Barney hastened to a window overlooking the moat. By leaning far out he could see the light from the princess’s chamber shining upon the sill. He wished that the light was not there, for the window was in plain view of the guard on the lookout upon the barbican.
Suddenly he caught the sound of voices from the chamber beneath. For an instant he listened, and then, catching a few words of the dialogue, he turned hurriedly toward his companion.
“The rope, Joseph! And for God’s sake be quick about it.”
For half an hour the Princess von der Tann succeeded admirably in immersing herself in the periodical, to the exclusion of her unhappy thoughts and the depressing influence of the austere countenance of the Blentz Princess hanging upon the wall behind her.

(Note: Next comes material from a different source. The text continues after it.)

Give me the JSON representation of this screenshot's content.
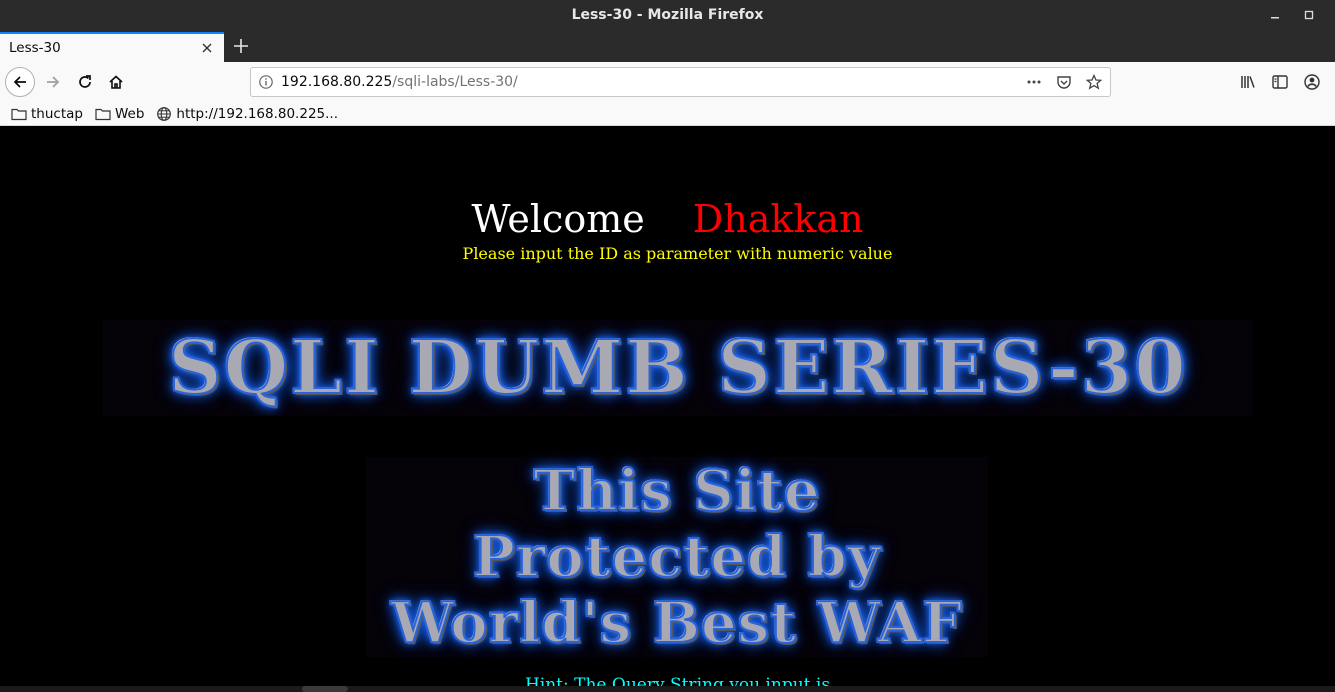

But presently she became unaccountably nervous. At the slightest sound from the palace-life on the floor below she would start up with a tremor of excitement. Once she heard footsteps in the corridor before her door, but they passed on, and she thought she discerned the click of a latch a short distance further on along the passageway.
Again she attempted to gather up the thread of the article she had been reading, but she was unsuccessful. A stealthy scratching brought her round quickly, staring in the direction of the great portrait. The girl would have sworn that she had heard a noise within her chamber. She shuddered at the thought that it might have come from that painted thing upon the wall.
What was the matter with her? Was she losing all control of herself to be frightened like a little child by ghostly noises?
She tried to return to her reading, but for the life of her she could not keep her eyes off the silent, painted woman who stared and stared and stared in cold, threatening silence upon this ancient enemy of her house.
Presently the girl’s eyes went wide in horror. She could feel the scalp upon her head contract with fright. Her terror-filled gaze was frozen upon that awful figure that loomed so large and sinister above her, for the thing had moved! She had seen it with her own eyes. There could be no mistake—no hallucination of overwrought nerves about it. The Blentz Princess was moving slowly toward her!
Like one in a trance the girl rose from her chair, her eyes glued upon the awful apparition that seemed creeping upon her. Slowly she withdrew toward the opposite side of the chamber. As the painting moved more quickly the truth flashed upon her—it was mounted on a door.
The crack of the door widened and beyond it the girl saw dimly, eyes fastened upon her. With difficulty she restrained a shriek. The portal swung wide and a man in uniform stepped into the room.
It was Maenck.
Emma von der Tann gazed in unveiled abhorrence upon the leering face of the governor of Blentz.